3.    Service learning linked to the formal curriculum and classroom instruction;

4.    Extracurricular activities that encourage greater involvement and connection to school and community;

5.    Authentic opportunities for student leadership and decision-making;

6.    And participation in simulations of democratic structures and processes.

The following programs and resources, available to students and teachers throughout Illinois, exemplify these proven civic learning practices, and are thus numbered accordingly:

1.    McCormick Foundation’s Road to the White House curricula: A comprehensive lesson plan series that facilitates candidate research, illuminates the party nominating process and the Electoral College, and offers tools for critical analysis of behind-the-scenes forces, including media coverage, polling data, and campaign finance.
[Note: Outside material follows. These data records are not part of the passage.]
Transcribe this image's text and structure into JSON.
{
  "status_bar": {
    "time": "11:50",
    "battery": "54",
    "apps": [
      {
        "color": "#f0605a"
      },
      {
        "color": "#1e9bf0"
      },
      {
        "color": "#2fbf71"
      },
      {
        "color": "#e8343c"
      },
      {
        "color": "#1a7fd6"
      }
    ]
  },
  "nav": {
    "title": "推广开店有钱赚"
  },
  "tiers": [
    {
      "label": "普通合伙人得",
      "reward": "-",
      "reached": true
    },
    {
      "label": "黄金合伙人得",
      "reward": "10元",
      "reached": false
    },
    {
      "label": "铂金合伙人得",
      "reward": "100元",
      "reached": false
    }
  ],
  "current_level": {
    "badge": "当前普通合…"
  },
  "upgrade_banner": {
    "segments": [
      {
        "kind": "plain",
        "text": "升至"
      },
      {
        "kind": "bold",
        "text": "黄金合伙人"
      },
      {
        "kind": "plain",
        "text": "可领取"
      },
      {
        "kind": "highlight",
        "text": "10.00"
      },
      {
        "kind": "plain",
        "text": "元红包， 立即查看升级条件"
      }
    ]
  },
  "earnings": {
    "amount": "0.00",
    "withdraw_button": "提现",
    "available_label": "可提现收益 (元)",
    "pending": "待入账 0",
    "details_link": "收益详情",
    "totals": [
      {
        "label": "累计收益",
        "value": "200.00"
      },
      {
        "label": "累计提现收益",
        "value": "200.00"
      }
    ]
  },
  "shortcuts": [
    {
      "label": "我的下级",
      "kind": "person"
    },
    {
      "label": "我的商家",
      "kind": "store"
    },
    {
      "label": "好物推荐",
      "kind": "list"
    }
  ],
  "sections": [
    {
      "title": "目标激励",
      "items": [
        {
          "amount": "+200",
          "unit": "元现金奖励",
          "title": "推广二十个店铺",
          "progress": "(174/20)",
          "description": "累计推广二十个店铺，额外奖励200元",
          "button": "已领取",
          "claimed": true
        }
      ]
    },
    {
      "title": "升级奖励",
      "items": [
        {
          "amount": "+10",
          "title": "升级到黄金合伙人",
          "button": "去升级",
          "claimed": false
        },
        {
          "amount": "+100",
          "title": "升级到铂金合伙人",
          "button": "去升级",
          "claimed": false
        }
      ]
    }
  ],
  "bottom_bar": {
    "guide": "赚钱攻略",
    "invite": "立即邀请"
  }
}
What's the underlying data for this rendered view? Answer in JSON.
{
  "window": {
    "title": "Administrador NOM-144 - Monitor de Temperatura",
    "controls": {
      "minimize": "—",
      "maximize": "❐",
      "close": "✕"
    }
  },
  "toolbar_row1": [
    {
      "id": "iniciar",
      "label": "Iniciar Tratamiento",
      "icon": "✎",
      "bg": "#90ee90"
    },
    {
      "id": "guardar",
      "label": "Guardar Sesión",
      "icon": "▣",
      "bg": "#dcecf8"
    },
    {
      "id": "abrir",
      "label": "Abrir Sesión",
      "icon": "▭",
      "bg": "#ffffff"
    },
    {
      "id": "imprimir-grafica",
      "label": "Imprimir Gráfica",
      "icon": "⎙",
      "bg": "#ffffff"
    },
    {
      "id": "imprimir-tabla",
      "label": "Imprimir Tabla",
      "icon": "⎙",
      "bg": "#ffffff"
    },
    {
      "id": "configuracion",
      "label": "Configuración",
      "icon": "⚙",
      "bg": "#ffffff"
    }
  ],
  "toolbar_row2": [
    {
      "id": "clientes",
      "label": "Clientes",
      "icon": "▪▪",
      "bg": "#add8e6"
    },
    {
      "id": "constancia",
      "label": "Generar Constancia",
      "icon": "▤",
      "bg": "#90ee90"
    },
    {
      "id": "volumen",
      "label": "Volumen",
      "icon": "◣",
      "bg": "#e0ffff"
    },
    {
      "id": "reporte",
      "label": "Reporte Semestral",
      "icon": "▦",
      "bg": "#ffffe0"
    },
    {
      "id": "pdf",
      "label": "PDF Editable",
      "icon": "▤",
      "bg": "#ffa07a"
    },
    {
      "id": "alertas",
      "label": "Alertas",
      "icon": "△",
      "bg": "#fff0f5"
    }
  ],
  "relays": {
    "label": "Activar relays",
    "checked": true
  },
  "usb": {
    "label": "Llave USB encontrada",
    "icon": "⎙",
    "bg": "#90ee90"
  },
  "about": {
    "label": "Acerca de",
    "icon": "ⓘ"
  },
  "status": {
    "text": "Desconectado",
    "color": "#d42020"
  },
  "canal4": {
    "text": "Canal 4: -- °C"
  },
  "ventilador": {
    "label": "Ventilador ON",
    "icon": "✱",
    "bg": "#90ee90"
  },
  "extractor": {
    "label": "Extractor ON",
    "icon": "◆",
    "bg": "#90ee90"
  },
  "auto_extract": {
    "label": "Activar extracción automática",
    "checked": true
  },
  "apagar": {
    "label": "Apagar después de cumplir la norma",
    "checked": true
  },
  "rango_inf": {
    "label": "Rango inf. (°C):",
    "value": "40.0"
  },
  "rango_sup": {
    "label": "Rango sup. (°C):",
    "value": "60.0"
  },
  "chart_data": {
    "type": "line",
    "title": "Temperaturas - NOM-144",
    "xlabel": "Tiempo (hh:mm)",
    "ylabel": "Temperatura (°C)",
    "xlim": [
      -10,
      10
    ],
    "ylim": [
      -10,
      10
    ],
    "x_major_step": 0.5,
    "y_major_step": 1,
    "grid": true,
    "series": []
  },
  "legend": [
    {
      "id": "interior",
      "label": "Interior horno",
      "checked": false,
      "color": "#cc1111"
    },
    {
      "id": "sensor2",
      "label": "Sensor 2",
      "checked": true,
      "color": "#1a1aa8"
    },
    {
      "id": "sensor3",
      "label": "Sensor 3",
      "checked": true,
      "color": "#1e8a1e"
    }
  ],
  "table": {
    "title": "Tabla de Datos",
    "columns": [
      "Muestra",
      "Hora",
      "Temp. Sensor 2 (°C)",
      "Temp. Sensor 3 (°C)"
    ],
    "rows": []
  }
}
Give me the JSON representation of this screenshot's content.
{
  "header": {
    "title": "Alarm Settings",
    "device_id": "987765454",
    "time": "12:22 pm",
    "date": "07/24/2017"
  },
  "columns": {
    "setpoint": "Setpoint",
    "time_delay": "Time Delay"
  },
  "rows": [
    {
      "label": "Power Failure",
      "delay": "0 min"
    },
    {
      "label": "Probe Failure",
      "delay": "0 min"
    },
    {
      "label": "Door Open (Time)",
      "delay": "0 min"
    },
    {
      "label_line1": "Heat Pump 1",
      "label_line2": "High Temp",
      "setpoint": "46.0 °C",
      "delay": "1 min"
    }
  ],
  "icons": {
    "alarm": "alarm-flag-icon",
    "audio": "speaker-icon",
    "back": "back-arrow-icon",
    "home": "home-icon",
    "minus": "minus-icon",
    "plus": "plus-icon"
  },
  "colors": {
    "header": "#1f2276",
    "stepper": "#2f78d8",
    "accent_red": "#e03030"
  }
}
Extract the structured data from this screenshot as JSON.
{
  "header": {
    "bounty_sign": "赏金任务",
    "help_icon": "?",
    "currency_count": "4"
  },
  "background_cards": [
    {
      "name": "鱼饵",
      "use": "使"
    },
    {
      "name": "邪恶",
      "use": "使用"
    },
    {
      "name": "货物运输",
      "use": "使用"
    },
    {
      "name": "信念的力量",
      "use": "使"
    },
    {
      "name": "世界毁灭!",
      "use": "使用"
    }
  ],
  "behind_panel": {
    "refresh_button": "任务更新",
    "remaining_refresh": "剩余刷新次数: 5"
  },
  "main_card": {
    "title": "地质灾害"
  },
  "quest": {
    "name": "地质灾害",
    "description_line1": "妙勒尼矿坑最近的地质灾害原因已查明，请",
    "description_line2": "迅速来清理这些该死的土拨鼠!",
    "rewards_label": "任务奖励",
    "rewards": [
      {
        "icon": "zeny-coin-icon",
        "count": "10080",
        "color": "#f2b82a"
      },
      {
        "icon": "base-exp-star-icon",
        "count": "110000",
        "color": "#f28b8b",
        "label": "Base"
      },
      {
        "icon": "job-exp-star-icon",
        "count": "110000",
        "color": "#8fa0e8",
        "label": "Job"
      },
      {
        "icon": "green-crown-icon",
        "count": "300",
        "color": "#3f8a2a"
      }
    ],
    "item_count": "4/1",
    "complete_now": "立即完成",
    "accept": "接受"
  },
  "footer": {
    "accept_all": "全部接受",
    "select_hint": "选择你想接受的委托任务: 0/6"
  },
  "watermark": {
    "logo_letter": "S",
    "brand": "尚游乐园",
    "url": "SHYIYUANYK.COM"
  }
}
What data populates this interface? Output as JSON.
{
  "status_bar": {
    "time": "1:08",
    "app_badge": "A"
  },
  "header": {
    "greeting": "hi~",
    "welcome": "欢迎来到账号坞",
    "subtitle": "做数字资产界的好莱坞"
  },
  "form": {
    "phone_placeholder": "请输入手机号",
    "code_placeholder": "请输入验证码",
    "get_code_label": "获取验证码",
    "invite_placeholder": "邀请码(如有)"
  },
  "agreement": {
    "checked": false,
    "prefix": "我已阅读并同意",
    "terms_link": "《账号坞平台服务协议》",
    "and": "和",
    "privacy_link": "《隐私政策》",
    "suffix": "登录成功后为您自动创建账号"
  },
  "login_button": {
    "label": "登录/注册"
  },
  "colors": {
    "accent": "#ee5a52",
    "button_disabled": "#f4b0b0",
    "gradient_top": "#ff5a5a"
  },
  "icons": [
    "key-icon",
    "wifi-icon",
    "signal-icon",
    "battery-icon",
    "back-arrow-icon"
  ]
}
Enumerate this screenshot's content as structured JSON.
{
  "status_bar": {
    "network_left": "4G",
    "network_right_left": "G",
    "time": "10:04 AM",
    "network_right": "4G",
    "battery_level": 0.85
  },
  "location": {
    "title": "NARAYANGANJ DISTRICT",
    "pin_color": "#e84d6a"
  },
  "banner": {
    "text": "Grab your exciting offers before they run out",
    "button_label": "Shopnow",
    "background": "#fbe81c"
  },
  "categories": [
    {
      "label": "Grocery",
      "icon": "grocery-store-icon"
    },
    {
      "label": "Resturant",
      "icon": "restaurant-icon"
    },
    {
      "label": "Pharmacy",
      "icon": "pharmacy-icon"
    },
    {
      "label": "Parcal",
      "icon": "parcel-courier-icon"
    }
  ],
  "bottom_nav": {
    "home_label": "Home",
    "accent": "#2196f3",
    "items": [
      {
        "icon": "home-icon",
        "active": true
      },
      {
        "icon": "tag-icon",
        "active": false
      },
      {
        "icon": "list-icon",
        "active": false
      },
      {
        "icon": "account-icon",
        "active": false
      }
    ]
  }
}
2.    Rock the Vote’s Democracy Class: A one-class period program focusing on voting rights and specifically the 26th Amendment which lowered the voting age to 18, Democracy Class uses video, classroom discussion, and a mock election to help students navigate the voting process.

Please click here to learn about more election resources.

Spotlight: 2012 Election Resources

CIRCLE Youth Voting/Political Participation

Constitutional Rights Foundation

Constitutional Rights Foundation Chicago Illinois Youth Summit

CNN Election Center 2012




Kids Voting USA

League of Women Voters of Illinois Student Vote

Mikva Elections in Action

Pew Research Center’s political typology test

Pew Research Center's Project for Excellence in Journalism (track the media’s coverage of the campaign)


Project Vote Smart

RealClearPolitics (source of aggregated election news and opinions, plus polling data)

Rock the Vote

The New York Times - The Learning Network

Washington Post - Post Politics

Youth Leadership Initiative Mock Election (A part of the University of Virginia Center for Politics)